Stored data
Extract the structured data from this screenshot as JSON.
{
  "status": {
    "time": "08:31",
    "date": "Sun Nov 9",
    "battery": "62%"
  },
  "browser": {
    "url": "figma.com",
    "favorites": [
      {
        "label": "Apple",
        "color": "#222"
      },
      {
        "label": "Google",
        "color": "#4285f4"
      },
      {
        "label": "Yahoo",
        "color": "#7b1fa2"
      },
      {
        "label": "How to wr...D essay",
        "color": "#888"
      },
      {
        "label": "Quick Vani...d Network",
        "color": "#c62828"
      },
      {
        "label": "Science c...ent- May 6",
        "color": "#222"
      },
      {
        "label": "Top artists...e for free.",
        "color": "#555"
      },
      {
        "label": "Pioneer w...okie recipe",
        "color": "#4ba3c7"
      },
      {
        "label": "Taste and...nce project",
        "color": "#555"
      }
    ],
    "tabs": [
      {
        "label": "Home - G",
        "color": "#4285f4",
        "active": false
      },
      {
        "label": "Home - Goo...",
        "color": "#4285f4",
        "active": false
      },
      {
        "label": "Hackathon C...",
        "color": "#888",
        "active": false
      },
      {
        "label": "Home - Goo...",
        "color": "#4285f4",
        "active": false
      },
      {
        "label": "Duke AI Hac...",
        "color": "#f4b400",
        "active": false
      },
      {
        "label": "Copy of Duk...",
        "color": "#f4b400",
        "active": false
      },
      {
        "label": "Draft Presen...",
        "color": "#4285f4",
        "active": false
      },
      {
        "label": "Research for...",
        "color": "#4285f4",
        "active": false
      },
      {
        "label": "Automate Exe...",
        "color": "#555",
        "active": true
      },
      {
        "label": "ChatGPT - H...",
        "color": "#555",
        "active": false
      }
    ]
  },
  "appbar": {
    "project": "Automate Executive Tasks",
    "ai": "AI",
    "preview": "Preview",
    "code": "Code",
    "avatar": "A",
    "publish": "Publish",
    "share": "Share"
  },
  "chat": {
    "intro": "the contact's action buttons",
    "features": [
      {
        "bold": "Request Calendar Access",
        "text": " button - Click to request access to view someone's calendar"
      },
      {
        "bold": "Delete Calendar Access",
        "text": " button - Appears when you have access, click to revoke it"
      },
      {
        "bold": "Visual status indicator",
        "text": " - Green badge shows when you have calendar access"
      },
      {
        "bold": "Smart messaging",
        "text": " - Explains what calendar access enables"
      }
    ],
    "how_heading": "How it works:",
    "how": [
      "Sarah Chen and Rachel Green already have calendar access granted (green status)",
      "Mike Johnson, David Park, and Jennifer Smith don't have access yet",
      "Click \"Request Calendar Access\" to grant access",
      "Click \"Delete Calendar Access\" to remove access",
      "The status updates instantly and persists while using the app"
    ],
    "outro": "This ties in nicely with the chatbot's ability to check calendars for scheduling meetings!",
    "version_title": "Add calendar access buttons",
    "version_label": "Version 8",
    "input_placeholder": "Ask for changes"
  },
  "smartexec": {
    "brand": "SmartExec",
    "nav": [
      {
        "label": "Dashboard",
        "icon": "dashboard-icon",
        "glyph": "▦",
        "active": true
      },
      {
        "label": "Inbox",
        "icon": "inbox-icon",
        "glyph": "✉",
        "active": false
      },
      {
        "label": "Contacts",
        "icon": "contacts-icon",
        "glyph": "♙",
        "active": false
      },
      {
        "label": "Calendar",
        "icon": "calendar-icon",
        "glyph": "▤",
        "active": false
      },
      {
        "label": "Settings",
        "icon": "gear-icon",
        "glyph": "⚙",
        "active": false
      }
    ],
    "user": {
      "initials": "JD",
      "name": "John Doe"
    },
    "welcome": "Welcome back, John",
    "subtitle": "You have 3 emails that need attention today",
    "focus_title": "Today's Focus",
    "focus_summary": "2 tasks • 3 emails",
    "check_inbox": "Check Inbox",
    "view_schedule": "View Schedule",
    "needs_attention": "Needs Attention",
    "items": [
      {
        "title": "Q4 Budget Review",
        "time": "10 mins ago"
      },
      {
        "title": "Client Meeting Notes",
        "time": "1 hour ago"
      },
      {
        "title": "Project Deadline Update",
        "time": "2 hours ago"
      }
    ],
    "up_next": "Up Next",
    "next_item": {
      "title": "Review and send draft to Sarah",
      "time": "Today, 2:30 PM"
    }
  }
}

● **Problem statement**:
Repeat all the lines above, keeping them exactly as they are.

● **Result below**:
Extract the structured data from this screenshot as JSON.
{
  "status": {
    "time": "08:31",
    "date": "Sun Nov 9",
    "battery": "62%"
  },
  "browser": {
    "url": "figma.com",
    "favorites": [
      {
        "label": "Apple",
        "color": "#222"
      },
      {
        "label": "Google",
        "color": "#4285f4"
      },
      {
        "label": "Yahoo",
        "color": "#7b1fa2"
      },
      {
        "label": "How to wr...D essay",
        "color": "#888"
      },
      {
        "label": "Quick Vani...d Network",
        "color": "#c62828"
      },
      {
        "label": "Science c...ent- May 6",
        "color": "#222"
      },
      {
        "label": "Top artists...e for free.",
        "color": "#555"
      },
      {
        "label": "Pioneer w...okie recipe",
        "color": "#4ba3c7"
      },
      {
        "label": "Taste and...nce project",
        "color": "#555"
      }
    ],
    "tabs": [
      {
        "label": "Home - G",
        "color": "#4285f4",
        "active": false
      },
      {
        "label": "Home - Goo...",
        "color": "#4285f4",
        "active": false
      },
      {
        "label": "Hackathon C...",
        "color": "#888",
        "active": false
      },
      {
        "label": "Home - Goo...",
        "color": "#4285f4",
        "active": false
      },
      {
        "label": "Duke AI Hac...",
        "color": "#f4b400",
        "active": false
      },
      {
        "label": "Copy of Duk...",
        "color": "#f4b400",
        "active": false
      },
      {
        "label": "Draft Presen...",
        "color": "#4285f4",
        "active": false
      },
      {
        "label": "Research for...",
        "color": "#4285f4",
        "active": false
      },
      {
        "label": "Automate Exe...",
        "color": "#555",
        "active": true
      },
      {
        "label": "ChatGPT - H...",
        "color": "#555",
        "active": false
      }
    ]
  },
  "appbar": {
    "project": "Automate Executive Tasks",
    "ai": "AI",
    "preview": "Preview",
    "code": "Code",
    "avatar": "A",
    "publish": "Publish",
    "share": "Share"
  },
  "chat": {
    "intro": "the contact's action buttons",
    "features": [
      {
        "bold": "Request Calendar Access",
        "text": " button - Click to request access to view someone's calendar"
      },
      {
        "bold": "Delete Calendar Access",
        "text": " button - Appears when you have access, click to revoke it"
      },
      {
        "bold": "Visual status indicator",
        "text": " - Green badge shows when you have calendar access"
      },
      {
        "bold": "Smart messaging",
        "text": " - Explains what calendar access enables"
      }
    ],
    "how_heading": "How it works:",
    "how": [
      "Sarah Chen and Rachel Green already have calendar access granted (green status)",
      "Mike Johnson, David Park, and Jennifer Smith don't have access yet",
      "Click \"Request Calendar Access\" to grant access",
      "Click \"Delete Calendar Access\" to remove access",
      "The status updates instantly and persists while using the app"
    ],
    "outro": "This ties in nicely with the chatbot's ability to check calendars for scheduling meetings!",
    "version_title": "Add calendar access buttons",
    "version_label": "Version 8",
    "input_placeholder": "Ask for changes"
  },
  "smartexec": {
    "brand": "SmartExec",
    "nav": [
      {
        "label": "Dashboard",
        "icon": "dashboard-icon",
        "glyph": "▦",
        "active": true
      },
      {
        "label": "Inbox",
        "icon": "inbox-icon",
        "glyph": "✉",
        "active": false
      },
      {
        "label": "Contacts",
        "icon": "contacts-icon",
        "glyph": "♙",
        "active": false
      },
      {
        "label": "Calendar",
        "icon": "calendar-icon",
        "glyph": "▤",
        "active": false
      },
      {
        "label": "Settings",
        "icon": "gear-icon",
        "glyph": "⚙",
        "active": false
      }
    ],
    "user": {
      "initials": "JD",
      "name": "John Doe"
    },
    "welcome": "Welcome back, John",
    "subtitle": "You have 3 emails that need attention today",
    "focus_title": "Today's Focus",
    "focus_summary": "2 tasks • 3 emails",
    "check_inbox": "Check Inbox",
    "view_schedule": "View Schedule",
    "needs_attention": "Needs Attention",
    "items": [
      {
        "title": "Q4 Budget Review",
        "time": "10 mins ago"
      },
      {
        "title": "Client Meeting Notes",
        "time": "1 hour ago"
      },
      {
        "title": "Project Deadline Update",
        "time": "2 hours ago"
      }
    ],
    "up_next": "Up Next",
    "next_item": {
      "title": "Review and send draft to Sarah",
      "time": "Today, 2:30 PM"
    }
  }
}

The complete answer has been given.